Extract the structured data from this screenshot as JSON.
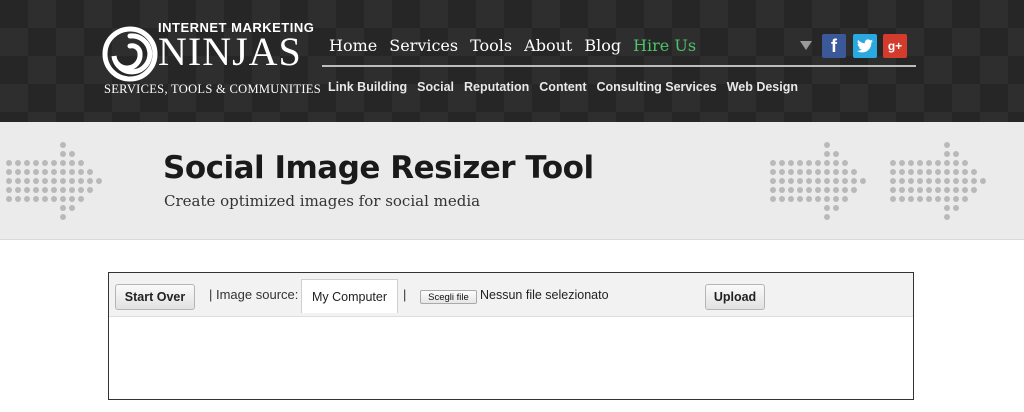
{
  "header": {
    "logo": {
      "top_text": "INTERNET MARKETING",
      "main_text": "NINJAS",
      "sub_text": "SERVICES, TOOLS & COMMUNITIES"
    },
    "main_nav": [
      {
        "label": "Home"
      },
      {
        "label": "Services"
      },
      {
        "label": "Tools"
      },
      {
        "label": "About"
      },
      {
        "label": "Blog"
      },
      {
        "label": "Hire Us",
        "color": "#4fc26a"
      }
    ],
    "sub_nav": [
      {
        "label": "Link Building"
      },
      {
        "label": "Social"
      },
      {
        "label": "Reputation"
      },
      {
        "label": "Content"
      },
      {
        "label": "Consulting Services"
      },
      {
        "label": "Web Design"
      }
    ],
    "social": {
      "facebook": {
        "glyph": "f",
        "icon": "facebook-icon",
        "color": "#3b5998"
      },
      "twitter": {
        "glyph": "🐦",
        "icon": "twitter-icon",
        "color": "#2aa9e0"
      },
      "googleplus": {
        "glyph": "g+",
        "icon": "google-plus-icon",
        "color": "#d33b2c"
      }
    }
  },
  "banner": {
    "title": "Social Image Resizer Tool",
    "subtitle": "Create optimized images for social media"
  },
  "tool": {
    "start_over_label": "Start Over",
    "separator": "|",
    "image_source_label": "| Image source:",
    "image_source_value": "My Computer",
    "file_button_label": "Scegli file",
    "file_status": "Nessun file selezionato",
    "upload_label": "Upload"
  },
  "colors": {
    "header_bg": "#262626",
    "accent_green": "#4fc26a",
    "banner_bg": "#ebebeb"
  }
}
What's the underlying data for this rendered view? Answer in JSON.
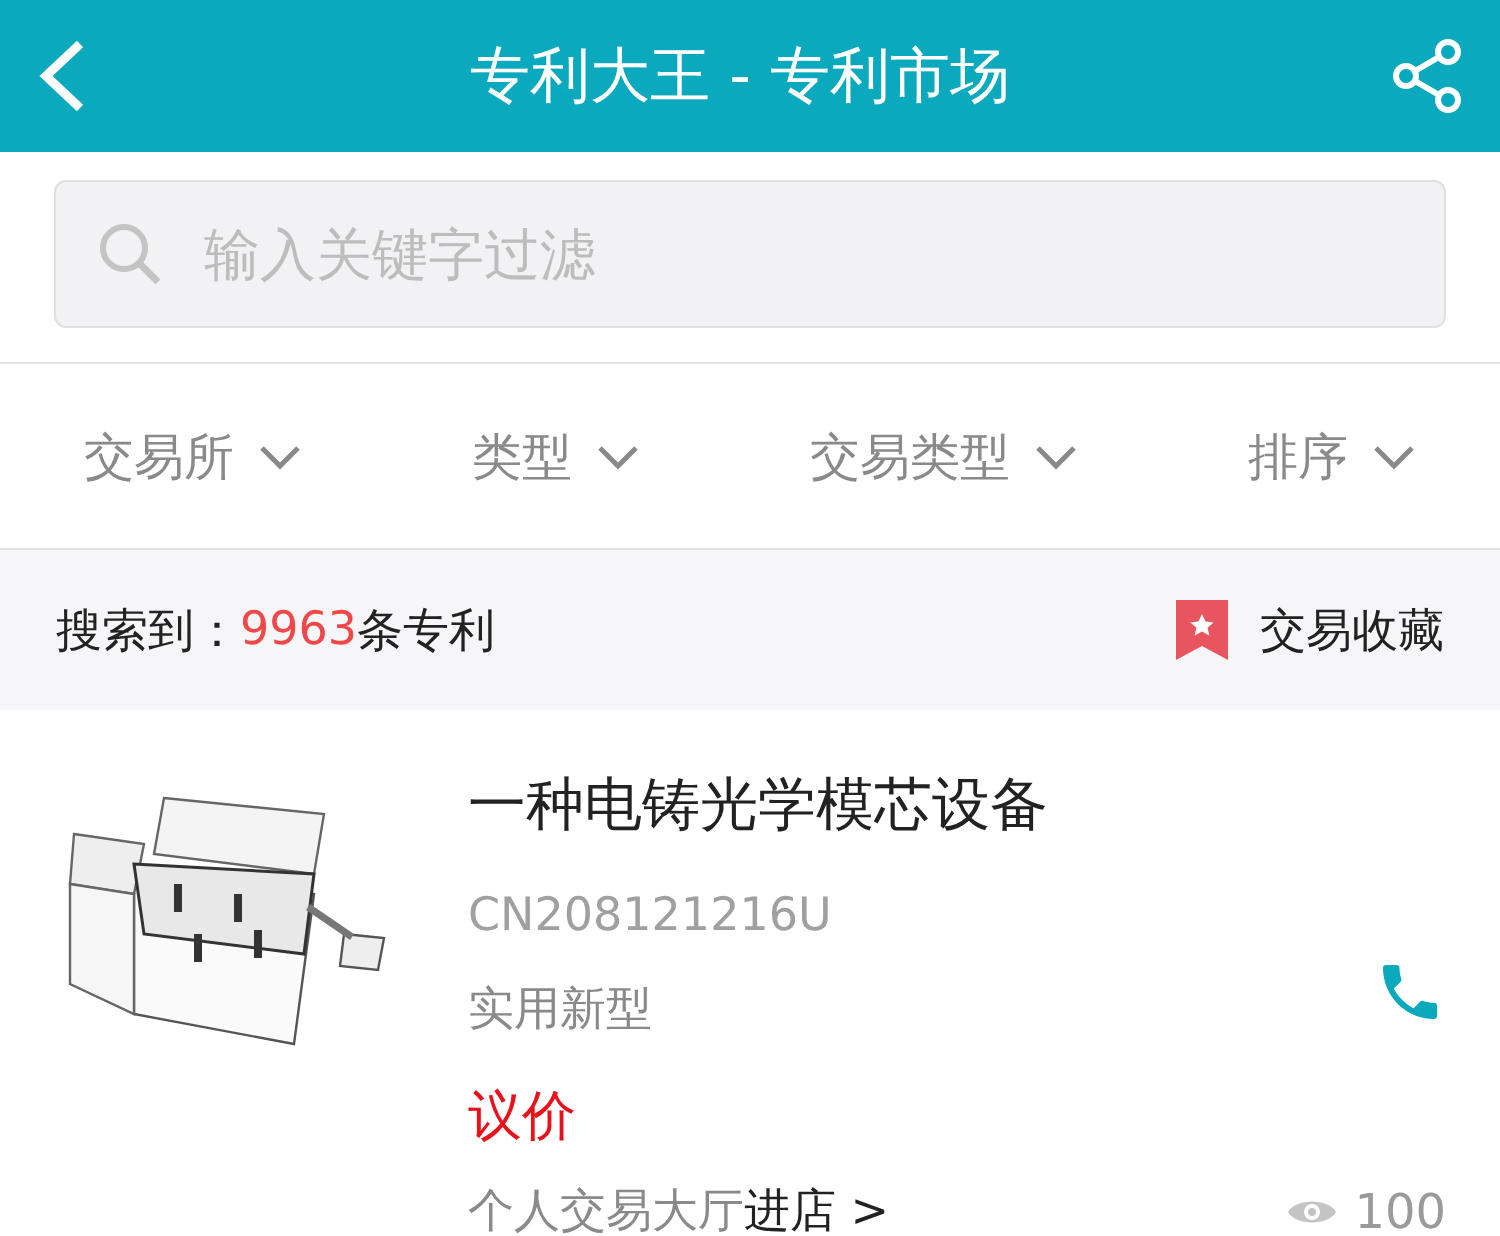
{
  "header": {
    "title": "专利大王 - 专利市场"
  },
  "search": {
    "placeholder": "输入关键字过滤"
  },
  "filters": [
    {
      "label": "交易所"
    },
    {
      "label": "类型"
    },
    {
      "label": "交易类型"
    },
    {
      "label": "排序"
    }
  ],
  "summary": {
    "prefix": "搜索到：",
    "count": "9963",
    "suffix": "条专利",
    "favorites": "交易收藏"
  },
  "listings": [
    {
      "title": "一种电铸光学模芯设备",
      "number": "CN208121216U",
      "type": "实用新型",
      "price": "议价",
      "seller": "个人交易大厅",
      "shop_link": "进店 >",
      "views": "100"
    }
  ]
}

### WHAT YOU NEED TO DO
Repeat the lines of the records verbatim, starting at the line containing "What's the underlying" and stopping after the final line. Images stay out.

### WRITTEN REPLY
What's the underlying data for this rendered view? Answer in JSON.
{
  "header": {
    "title": "专利大王 - 专利市场"
  },
  "search": {
    "placeholder": "输入关键字过滤"
  },
  "filters": [
    {
      "label": "交易所"
    },
    {
      "label": "类型"
    },
    {
      "label": "交易类型"
    },
    {
      "label": "排序"
    }
  ],
  "summary": {
    "prefix": "搜索到：",
    "count": "9963",
    "suffix": "条专利",
    "favorites": "交易收藏"
  },
  "listings": [
    {
      "title": "一种电铸光学模芯设备",
      "number": "CN208121216U",
      "type": "实用新型",
      "price": "议价",
      "seller": "个人交易大厅",
      "shop_link": "进店 >",
      "views": "100"
    }
  ]
}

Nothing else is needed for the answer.